John Spreul, a younger son of the Cowdon family, was, in 1507, made vicar of Dundonald. At the same time he was one of the professors of philosophy in the University of Glasgow. Afterwards he was appointed Rector of the University. Subsequently he was advanced by Bishop Dunbar to be one of the prebends of his Cathedral Church, and in virtue of his prebendary became vicar of Ancrum. In 1541 he was a canon of Glasgow, and is so designated in a charter, according to which he bought from Lord Lyle, on the 25th August in that year, the lands of lie King’s Meadow, King’s Orchard, and Castlemilk, all lying within the territory of the burgh of Renfrew. Two years after this, he bought from Gabriel Semple of Ladymure, his wife Jonet Spreul consenting thereto, the lands of Ladymure in the lordship of Duchal and the parish of Kilmacolm, then occupied and cultivated by John Cochrane, George Lyle, and Jonet Caldwell. The contract was signed at Cathcart, April 25, 1543. On November 25 in the same year, Gabriel Semple and his wife Jonet Spreule purchased the lands and town of Cathcart, and assumed the designation of Cathcart. On July 27, 1545, the Queen granted to James Stewart of Cardonald, together with other lands, those of Dalmore and Dalquhorne4 in the lordship of Coldame in Dumbartonshire, the latter of which Walter Spreull of Cowdon had received from the Earl of Lennox in the time of Alexander III. In addition to the lands above mentioned, Master John Spreull is said to have purchased the lands of Blachairn in the lordship of Provan, and “ a fair lodging ” within the city of Glasgow. He died in the year 1555, leaving the whole of his property to John Spreull, his nephew, and son of his brother Robert, a burgess of Glasgow. At the Reformation, John is said to have become rector of Cambuslang.

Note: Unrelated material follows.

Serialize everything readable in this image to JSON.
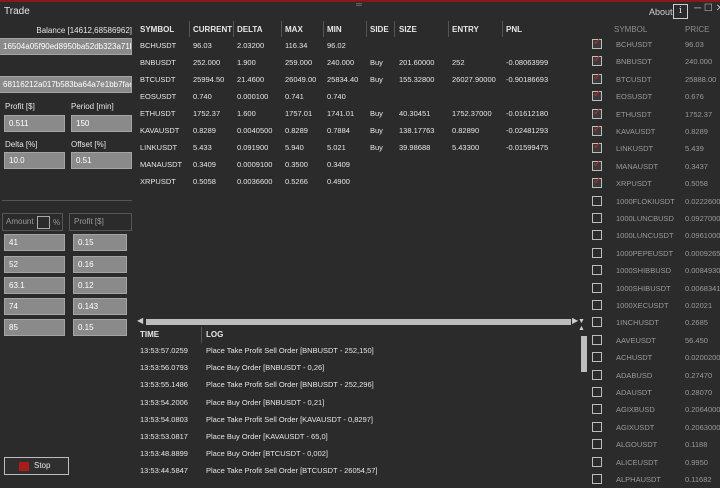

In 1610, James Spreull of Cowdon was witness to a precept of dare constat by James Earl of Glencairn, dated at Glasgow, June 12. John Spreull, his successor, sold the lands of Cowdon to William Lord Cochrane, father of the first Earl of Dundonald, in 1622. John Spreull, the vicar of Cambuslang, was succeeded by his son and heir, whose son was Provost of Renfrew, and attended the Parliament of 1630 as one of the Commissioners of the Royal Burghs. The Provost was succeeded by his son, who was bred to the law, and was appointed Town Clerk of the city of Glasgow, and subsequently was one of the principal clerks of the Court of Session. In the Parliament of 1645 Renfrew was again represented by a John Spreull.